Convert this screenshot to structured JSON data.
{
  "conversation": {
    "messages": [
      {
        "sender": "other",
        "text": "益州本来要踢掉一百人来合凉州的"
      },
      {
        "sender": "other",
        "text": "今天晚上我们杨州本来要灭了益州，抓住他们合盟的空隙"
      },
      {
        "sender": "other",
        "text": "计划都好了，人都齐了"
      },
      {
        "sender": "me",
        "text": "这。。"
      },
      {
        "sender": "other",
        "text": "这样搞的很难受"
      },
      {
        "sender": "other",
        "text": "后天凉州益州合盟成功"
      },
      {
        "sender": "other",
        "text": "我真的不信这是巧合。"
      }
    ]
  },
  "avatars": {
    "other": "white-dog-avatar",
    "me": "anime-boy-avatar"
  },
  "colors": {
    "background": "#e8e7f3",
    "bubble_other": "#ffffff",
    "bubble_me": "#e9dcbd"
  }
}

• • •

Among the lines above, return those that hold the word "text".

        "text": "益州本来要踢掉一百人来合凉州的"
        "text": "今天晚上我们杨州本来要灭了益州，抓住他们合盟的空隙"
        "text": "计划都好了，人都齐了"
        "text": "这。。"
        "text": "这样搞的很难受"
        "text": "后天凉州益州合盟成功"
        "text": "我真的不信这是巧合。"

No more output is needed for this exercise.